NH Fish and Game Department's Organization and Function
The Mission of the New Hampshire Fish and Game Department:
As the guardian of the state's fish, wildlife and marine resources, the New Hampshire Fish and Game Department works in partnership with the public to:
- Conserve, manage and protect these resources and their habitats;
- Inform and educate the public about these resources; and
- Provide the public with opportunities to use and appreciate these resources.
The N.H. Fisheries Commission was organized in 1865 by the N.H. Legislature in an effort to restore sea-running fish to the Merrimack and Connecticut rivers. Later, in 1935, the Legislature greatly expanded the state's role in managing wildlife resources by establishing the New Hampshire Fish and Game Department and its commission.
Fish and Game Commission members are appointed by the Governor, in consultation with the N.H. Executive Council. There are 11 members, one from each county in the state, plus one to represent the coastal area. The coastal commissioner must reside in either Portsmouth, Seabrook, Rye, Hampton, North Hampton or New Castle. Commission members must be well informed on the subject of fish and wildlife; no more than six commissioners can be members of the same political party.
The Fish and Game Commission recommends a single executive director candidate to the Governor, following a comprehensive and equitable candidate search. The executive director is then nominated by the Governor and confirmed by the Executive Council. Each candidate must be a competent administrator and have knowledge of, and experience in, the requirements for the protection, conservation and restoration of the wildlife resources of the state. The executive director serves for a term of four years, has general supervision and control of all activities, functions and employees of the Fish and Game Department, and enforces all provisions of the laws of this state relating to fish, wildlife and marine resources.

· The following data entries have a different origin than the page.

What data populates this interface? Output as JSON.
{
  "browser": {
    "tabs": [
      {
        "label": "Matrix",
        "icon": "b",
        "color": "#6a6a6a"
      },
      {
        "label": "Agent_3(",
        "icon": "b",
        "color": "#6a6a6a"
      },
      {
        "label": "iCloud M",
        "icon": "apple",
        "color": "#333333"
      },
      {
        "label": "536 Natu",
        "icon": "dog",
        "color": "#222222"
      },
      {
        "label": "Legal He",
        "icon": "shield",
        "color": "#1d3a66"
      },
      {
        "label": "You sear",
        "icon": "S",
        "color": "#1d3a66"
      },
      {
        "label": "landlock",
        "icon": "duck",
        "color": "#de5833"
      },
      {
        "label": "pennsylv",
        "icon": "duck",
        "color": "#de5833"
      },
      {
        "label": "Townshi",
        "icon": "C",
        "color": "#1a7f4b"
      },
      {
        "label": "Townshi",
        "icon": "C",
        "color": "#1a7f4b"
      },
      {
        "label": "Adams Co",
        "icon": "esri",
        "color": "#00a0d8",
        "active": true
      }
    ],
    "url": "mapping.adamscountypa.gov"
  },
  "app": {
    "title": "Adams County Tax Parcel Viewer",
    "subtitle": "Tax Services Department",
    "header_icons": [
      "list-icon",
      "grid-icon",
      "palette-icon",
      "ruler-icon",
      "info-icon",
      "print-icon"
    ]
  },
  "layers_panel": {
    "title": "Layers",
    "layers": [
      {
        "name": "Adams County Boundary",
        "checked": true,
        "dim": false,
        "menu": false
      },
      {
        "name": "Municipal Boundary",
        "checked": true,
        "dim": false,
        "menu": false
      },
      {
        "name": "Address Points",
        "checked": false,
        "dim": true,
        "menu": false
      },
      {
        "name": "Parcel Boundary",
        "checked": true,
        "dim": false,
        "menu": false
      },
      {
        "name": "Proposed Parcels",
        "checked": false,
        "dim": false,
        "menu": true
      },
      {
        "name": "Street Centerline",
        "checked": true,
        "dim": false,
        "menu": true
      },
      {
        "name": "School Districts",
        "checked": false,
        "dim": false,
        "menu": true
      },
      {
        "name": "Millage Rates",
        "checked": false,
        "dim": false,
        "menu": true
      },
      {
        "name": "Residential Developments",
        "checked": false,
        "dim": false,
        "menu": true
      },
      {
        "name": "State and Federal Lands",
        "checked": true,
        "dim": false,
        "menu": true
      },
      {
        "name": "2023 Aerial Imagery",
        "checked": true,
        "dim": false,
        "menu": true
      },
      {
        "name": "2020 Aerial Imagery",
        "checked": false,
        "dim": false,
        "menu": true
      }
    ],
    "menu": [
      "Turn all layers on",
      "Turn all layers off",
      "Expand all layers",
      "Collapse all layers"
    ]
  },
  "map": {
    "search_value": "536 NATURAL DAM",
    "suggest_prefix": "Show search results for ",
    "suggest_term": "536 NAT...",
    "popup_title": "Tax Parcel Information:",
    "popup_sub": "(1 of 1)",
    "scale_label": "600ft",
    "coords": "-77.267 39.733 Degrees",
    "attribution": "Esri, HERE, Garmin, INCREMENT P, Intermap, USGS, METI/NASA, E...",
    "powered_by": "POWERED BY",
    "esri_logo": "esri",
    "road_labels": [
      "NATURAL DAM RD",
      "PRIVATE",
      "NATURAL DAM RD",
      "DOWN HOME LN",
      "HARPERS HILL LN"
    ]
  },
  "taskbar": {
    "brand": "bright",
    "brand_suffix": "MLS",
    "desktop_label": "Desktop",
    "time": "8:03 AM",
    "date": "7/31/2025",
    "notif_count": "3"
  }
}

The Fish and Game Department operates under the general supervision of the Office of the Director and serves the public through seven major divisions.
The Office of the Director supports the Commission, oversees the Department operation and through the Director's staff, maintains the Department's legislative, budget, human resources, federal aid, environmental review and landowner relations programs.
The Inland Fisheries Division manages all freshwater fish in state and interstate waters. Fisheries biologists and fish culturists work to provide New Hampshire anglers with prime fishing opportunities, and to protect and restore statewide aquatic habitat in the best interest of the public. This division is responsible for operating the Department's six fish hatcheries, which annually produce about 250 tons of salmonids.
The Law Enforcement Division enforcement all laws, rules and regulations pertaining to fish and wildlife. They also, by law, have responsibility for search and rescue operations and for enforcement of off-highway recreational vehicle regulations.
The Marine Fisheries Division manages saltwater species, including fish, lobsters, clams and oysters. Its concerns reach beyond the New Hampshire boundary, and staff work closely with other states and agencies to protect and maintain marine resources for both commercial and sport fisheries.
The Public Affairs Division takes a proactive approach to issues facing the Department, using an integrated public relations approach. Publications, the World Wide Web, videos, education, marketing, advertising, human dimension research, media relations, fundraising and a range of educational programs enable the delivery of information. Among the programs are hunter, bowhunter and trapper education; Let's Go Fishing and aquatic resources education; teacher training; and a variety of short-term workshops and activity days.
The Business Division issues fishing and hunting licenses and associated permits, and collects the revenue from the sale of these licenses and permits. Division staff supervise the purchase of all equipment, materials, supplies and services; maintain the physical plant of the Fish and Game Department headquarters in Concord, as well as six hatcheries, three education centers and four regional offices; and manage and maintain the Department's vehicles and equipment.
The Wildlife Division manages and maintains the state's game and nongame species at levels consistent with available habitat, and promotes the security of that habitat. Wildlife biologists conduct surveys to monitor populations and oversee applied research that provides them with essential information. The protection, restoration and active management of wildlife habitat of public lands throughout the state is accomplished through the division's staff, who also provide technical assistance to private landowners. Those services also include assistance in preventing or reducing wildlife damage to orchards, agricultural lands and other private property.
The Facilities and Lands Division manages the planning, design and construction of public works projects, such as boat ramps and access sites throughout the state. This division is also responsible for the coordination of land conservation projects, including purchase and sale, easements, land use agreements and/or special use permits.
Fish and Game's four Regional Officesare located in Lancaster, New Hampton, Durham, and Keene. Each house staff members of the fisheries, wildlife and law enforcement divisions. The office in Durham also houses Marine Fisheries Division staff. Click here for more information on the biological field survey activities; conservation partnerships; and fish, wildlife and OHRV enforcement and wilderness rescue work that Fish and Game accomplishes in each of these regional locations.